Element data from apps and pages
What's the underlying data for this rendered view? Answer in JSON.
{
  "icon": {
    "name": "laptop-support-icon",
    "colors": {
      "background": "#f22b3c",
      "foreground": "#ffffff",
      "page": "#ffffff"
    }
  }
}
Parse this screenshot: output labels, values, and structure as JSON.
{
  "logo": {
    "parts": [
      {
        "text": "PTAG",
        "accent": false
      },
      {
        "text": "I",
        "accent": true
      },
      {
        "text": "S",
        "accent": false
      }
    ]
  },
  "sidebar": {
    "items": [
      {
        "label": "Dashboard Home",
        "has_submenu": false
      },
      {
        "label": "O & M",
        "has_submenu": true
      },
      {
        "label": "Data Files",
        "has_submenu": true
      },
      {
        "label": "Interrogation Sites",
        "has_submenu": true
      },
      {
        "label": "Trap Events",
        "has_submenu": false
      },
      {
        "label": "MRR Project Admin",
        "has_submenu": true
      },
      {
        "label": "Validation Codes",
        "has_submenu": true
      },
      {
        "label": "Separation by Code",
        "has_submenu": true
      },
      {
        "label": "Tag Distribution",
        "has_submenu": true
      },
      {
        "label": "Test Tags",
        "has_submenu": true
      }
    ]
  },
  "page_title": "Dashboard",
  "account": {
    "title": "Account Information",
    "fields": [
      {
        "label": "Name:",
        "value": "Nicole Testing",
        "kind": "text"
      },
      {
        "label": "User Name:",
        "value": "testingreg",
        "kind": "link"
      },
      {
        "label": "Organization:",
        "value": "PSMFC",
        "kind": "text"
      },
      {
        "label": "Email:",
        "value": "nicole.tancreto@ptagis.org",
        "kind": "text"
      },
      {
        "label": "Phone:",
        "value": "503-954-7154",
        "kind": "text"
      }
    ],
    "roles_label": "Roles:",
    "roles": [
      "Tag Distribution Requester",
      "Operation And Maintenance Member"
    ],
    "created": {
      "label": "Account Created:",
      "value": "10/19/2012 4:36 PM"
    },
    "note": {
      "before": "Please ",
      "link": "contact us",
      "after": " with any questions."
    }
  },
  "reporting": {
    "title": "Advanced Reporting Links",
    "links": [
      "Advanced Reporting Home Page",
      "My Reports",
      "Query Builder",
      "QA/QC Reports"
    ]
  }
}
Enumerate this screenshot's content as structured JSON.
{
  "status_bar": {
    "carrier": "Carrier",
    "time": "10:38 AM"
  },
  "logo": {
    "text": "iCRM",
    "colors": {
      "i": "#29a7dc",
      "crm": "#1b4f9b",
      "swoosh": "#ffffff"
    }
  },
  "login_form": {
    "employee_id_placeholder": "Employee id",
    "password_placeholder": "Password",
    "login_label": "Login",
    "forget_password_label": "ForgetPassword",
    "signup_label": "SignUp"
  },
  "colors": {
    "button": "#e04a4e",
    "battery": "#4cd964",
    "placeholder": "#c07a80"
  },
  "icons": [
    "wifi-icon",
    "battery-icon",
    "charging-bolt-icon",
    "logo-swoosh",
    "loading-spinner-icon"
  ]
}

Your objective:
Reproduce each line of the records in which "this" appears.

Response to the task:
What's the underlying data for this rendered view? Answer in JSON.
Parse this screenshot: output labels, values, and structure as JSON.
Enumerate this screenshot's content as structured JSON.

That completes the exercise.